Record Display for the EPA National Library Catalog
RECORD NUMBER: 124 OF 247
|OLS Field Name||OLS Field Data|
|Main Title||Molecular Biology in Plant Pathogenesis and Disease Management Disease Development Volume 2 / [electronic resource] :|
|Subjects||Life sciences. ; Microbiology. ; Plant breeding. ; Plant diseases. ; Plant physiology.|
|Collation||XVII, 246 p. online resource.|
Due to license restrictions, this resource is available to EPA employees and authorized contractors only
Studies on the phenomenon of plant pathogenesis (disease development) have been useful to have a deep insight into the interactions between host plant and the pathogen. Depending on the levels of susceptibility (compatibility) or resistance (incompatibility) of the host plant and virulence of the pathogen, disease development may progress, either leading to symptom expression or result in the suppression of pathogen proliferation. Molecular techniques have been applied to elucidate the nature of interactions between the gene products of the plant and pathogen at cellular and molecular levels. Successful evasion of host's surveillance system and subsequent activities of metabolites of the pathogen (enzymes and toxins) encoded by pathogen genes counteracting the effects of various defense-related antimicrobial compounds present already or produced by the host plants, after initiation of infection have been critically studied by applying various molecular techniques.

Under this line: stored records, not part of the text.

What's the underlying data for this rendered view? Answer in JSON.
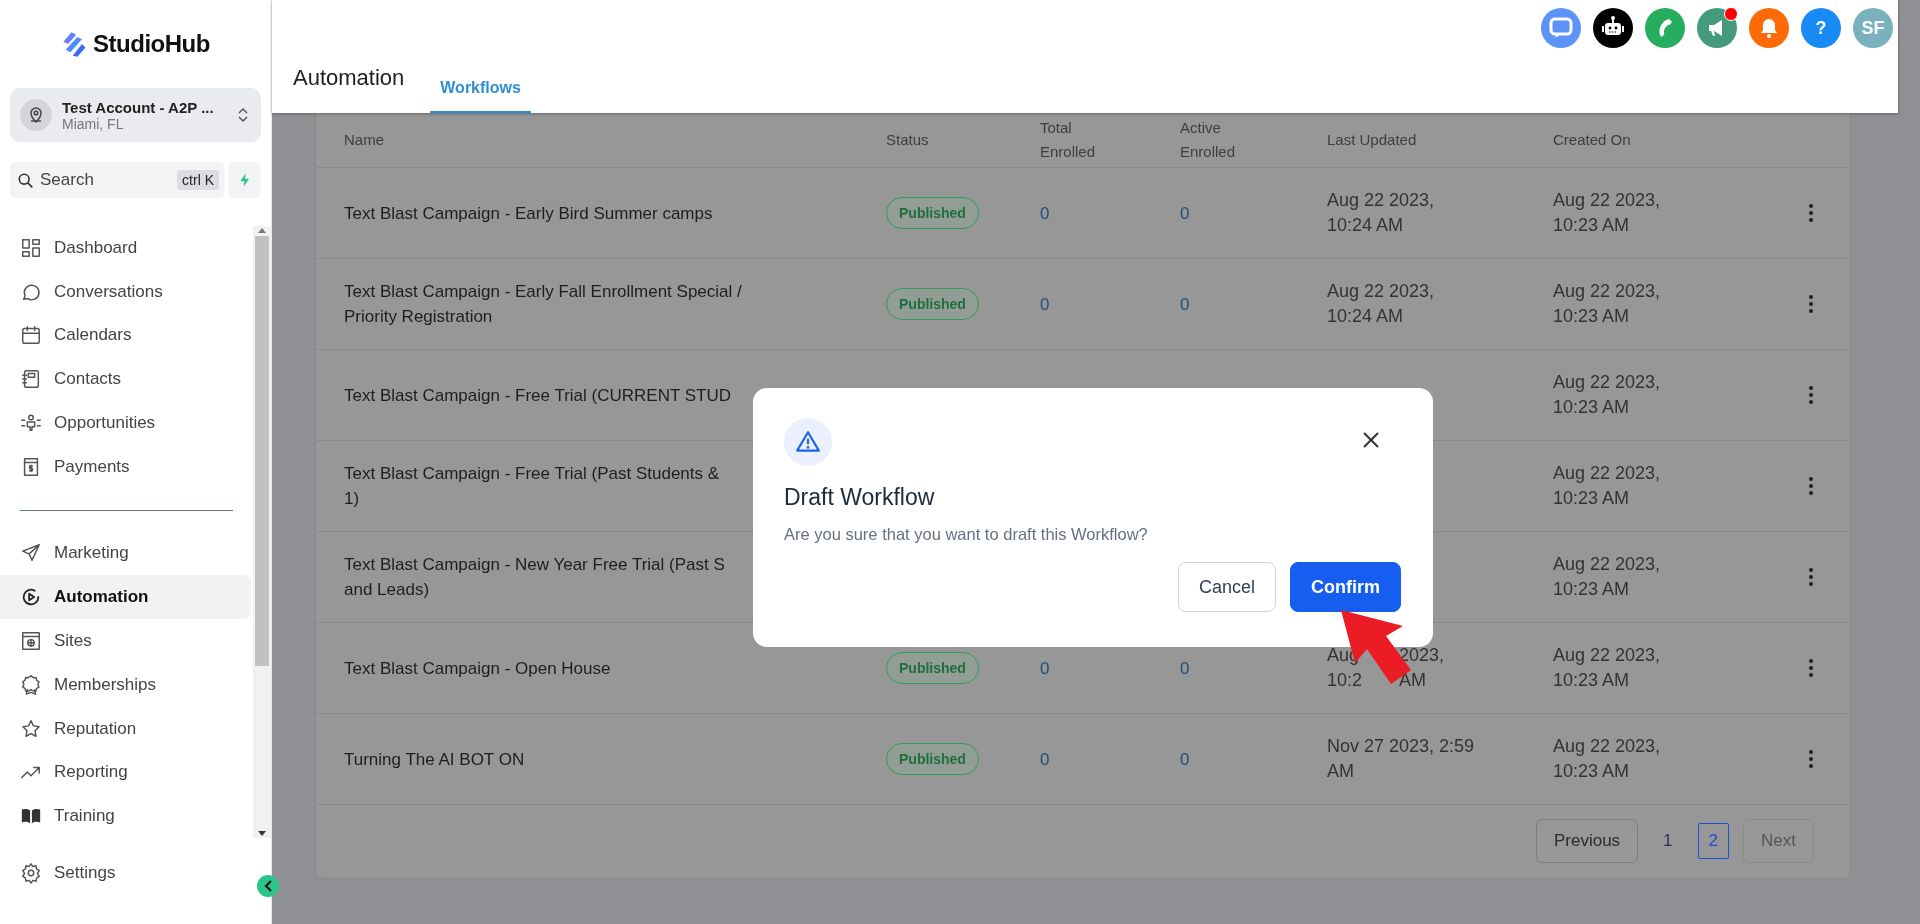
{
  "brand": {
    "name": "StudioHub"
  },
  "account": {
    "name": "Test Account - A2P ...",
    "location": "Miami, FL"
  },
  "search": {
    "placeholder": "Search",
    "shortcut": "ctrl K"
  },
  "nav_main": [
    {
      "label": "Dashboard",
      "selected": false
    },
    {
      "label": "Conversations",
      "selected": false
    },
    {
      "label": "Calendars",
      "selected": false
    },
    {
      "label": "Contacts",
      "selected": false
    },
    {
      "label": "Opportunities",
      "selected": false
    },
    {
      "label": "Payments",
      "selected": false
    }
  ],
  "nav_secondary": [
    {
      "label": "Marketing",
      "selected": false
    },
    {
      "label": "Automation",
      "selected": true
    },
    {
      "label": "Sites",
      "selected": false
    },
    {
      "label": "Memberships",
      "selected": false
    },
    {
      "label": "Reputation",
      "selected": false
    },
    {
      "label": "Reporting",
      "selected": false
    },
    {
      "label": "Training",
      "selected": false
    }
  ],
  "settings": {
    "label": "Settings"
  },
  "toolbar": [
    {
      "kind": "chat",
      "badge": false
    },
    {
      "kind": "bot",
      "badge": false
    },
    {
      "kind": "phone",
      "badge": false
    },
    {
      "kind": "announce",
      "badge": true
    },
    {
      "kind": "bell",
      "badge": false
    },
    {
      "kind": "help",
      "label": "?",
      "badge": false
    },
    {
      "kind": "avatar",
      "label": "SF",
      "badge": false
    }
  ],
  "page": {
    "title": "Automation",
    "tabs": [
      {
        "label": "Workflows",
        "selected": true
      }
    ]
  },
  "table": {
    "columns": [
      "Name",
      "Status",
      "Total\nEnrolled",
      "Active\nEnrolled",
      "Last Updated",
      "Created On"
    ],
    "rows": [
      {
        "name": "Text Blast Campaign - Early Bird Summer camps",
        "status": "Published",
        "total": "0",
        "active": "0",
        "last_updated": "Aug 22 2023,\n10:24 AM",
        "created_on": "Aug 22 2023,\n10:23 AM"
      },
      {
        "name": "Text Blast Campaign - Early Fall Enrollment Special /\nPriority Registration",
        "status": "Published",
        "total": "0",
        "active": "0",
        "last_updated": "Aug 22 2023,\n10:24 AM",
        "created_on": "Aug 22 2023,\n10:23 AM"
      },
      {
        "name": "Text Blast Campaign - Free Trial (CURRENT STUD",
        "created_on": "Aug 22 2023,\n10:23 AM"
      },
      {
        "name": "Text Blast Campaign - Free Trial (Past Students &\n1)",
        "created_on": "Aug 22 2023,\n10:23 AM"
      },
      {
        "name": "Text Blast Campaign - New Year Free Trial (Past S\nand Leads)",
        "created_on": "Aug 22 2023,\n10:23 AM"
      },
      {
        "name": "Text Blast Campaign - Open House",
        "status": "Published",
        "total": "0",
        "active": "0",
        "last_updated_fragments": [
          "Aug",
          "2023,",
          "10:2",
          "AM"
        ],
        "created_on": "Aug 22 2023,\n10:23 AM"
      },
      {
        "name": "Turning The AI BOT ON",
        "status": "Published",
        "total": "0",
        "active": "0",
        "last_updated": "Nov 27 2023, 2:59\nAM",
        "created_on": "Aug 22 2023,\n10:23 AM"
      }
    ]
  },
  "pagination": {
    "previous": "Previous",
    "pages": [
      {
        "label": "1",
        "selected": false
      },
      {
        "label": "2",
        "selected": true
      }
    ],
    "next": "Next",
    "next_disabled": true
  },
  "dialog": {
    "title": "Draft Workflow",
    "message": "Are you sure that you want to draft this Workflow?",
    "buttons": [
      {
        "label": "Cancel",
        "kind": "secondary"
      },
      {
        "label": "Confirm",
        "kind": "primary"
      }
    ]
  }
}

In addition to studying various phases of disease development in individual plants, molecular methods have been demonstrated to be effective, in gathering data on various aspects of epidemiology under natural conditions where the interaction of pathogen with populations of plants is influenced significantly by the environmental conditions existing in different ecosystems. This volume focuses on the possibility of applying the knowledge on pathogenesis and molecular epidemiology to determine the vulnerable stages in the life cycles of the pathogens that can be disrupted to achieve more effective disease control.